The U.S. Commerce Department
said on Friday it will begin publishing annual online retail
sales figures for the first time, reflecting the Internet's
significant impact on the retail industry.
"Our Census Bureau will begin to track e-commerce
separately in our annual retail survey," a major indicator of
the nation's economic health, Commerce Secretary William Daley
said at a news conference.
Up until now Internet shopping figures have been lumped
together with catalogue sales.
"It's an acknowledgment that this is worthy of separating
out from just general catalogue sales numbers. (The Internet)
has changed the buying patterns of people and we think it would
be a wise thing to do," Daley added.
The figures will be done on an annual basis and the numbers
for 1998 and 1999 will be available around the summer of 2000.
Internet shopping averaged $3 billion in sales in 1997,
tripled to $9 billion in sales last year and is expected to
reach some $30 billion by next year, Daley, citing statistics by
Morgan Stanley Dean Witter, Forrester Research and other firms,
The leap from 1997 to 1998 represented less than 1 percent
of total retail sales "but can you imagine if the rest of the
economy tripled every year?" he asked.
With the number of retailers going online to sell their
wares growing each year, and consumers enjoying the benefits of
shopping anytime and anywhere, Daley said a number of issues
have been raised about privacy and consumer protection.
Daley, flanked by Chairman Robert Pitofsky of the Federal
Trade Commission, called on Web retailers to police themselves

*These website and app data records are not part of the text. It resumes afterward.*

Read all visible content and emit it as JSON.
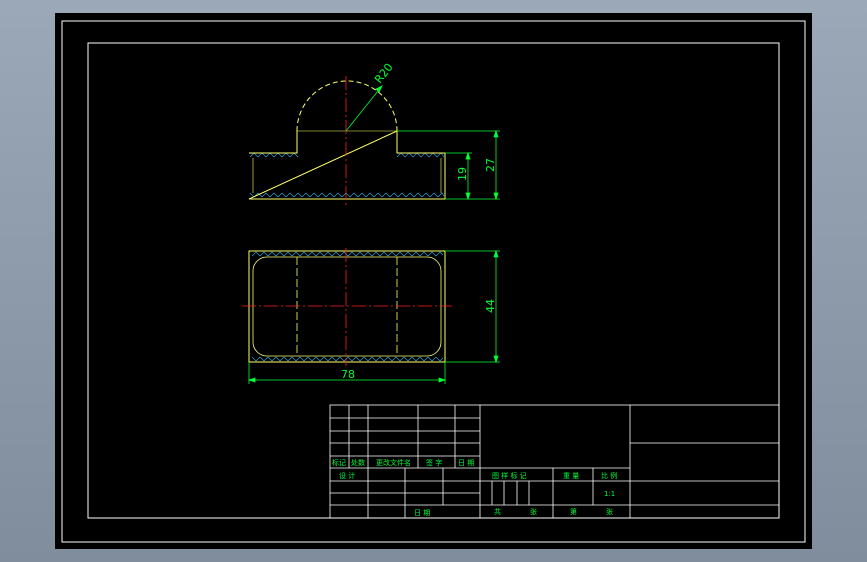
{
  "colors": {
    "background": "#000000",
    "frame": "#ffffff",
    "outline": "#ffff66",
    "center_line": "#ff2020",
    "dimension": "#00ff33",
    "hatch": "#33bbff",
    "title_text": "#00ff33",
    "window": "#8d9bab"
  },
  "dimensions": {
    "radius": "R20",
    "height_step": "19",
    "height_total": "27",
    "width_total": "44",
    "length_total": "78"
  },
  "title_block": {
    "rev_row": [
      "标记",
      "处数",
      "更改文件名",
      "签 字",
      "日 期"
    ],
    "design_label": "设 计",
    "date_label": "日 期",
    "fig_label": "图 样 标 记",
    "weight_label": "重 量",
    "scale_label": "比 例",
    "scale_value": "1:1",
    "total_label": "共",
    "sheet_unit": "张",
    "page_label": "第",
    "page_unit": "张"
  }
}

and laid out six things that online buyers should look out for
before purchasing anything.
They included using a credit card, keeping your password
private and checking to see if the company you're buying from
has a policy about how it uses personal data.
Pitofsky said his agency, which enforces consumer protection
laws, has brought 58 enforcement cases in the last 14 months and
predicted that number will rise. A number of staff from his
agency have been reassigned from other projects and are now
patrolling the Internet for potential fraud.
"I think it's very, very important that we establish a rule
of law with respect to purchases on the Internet," he said.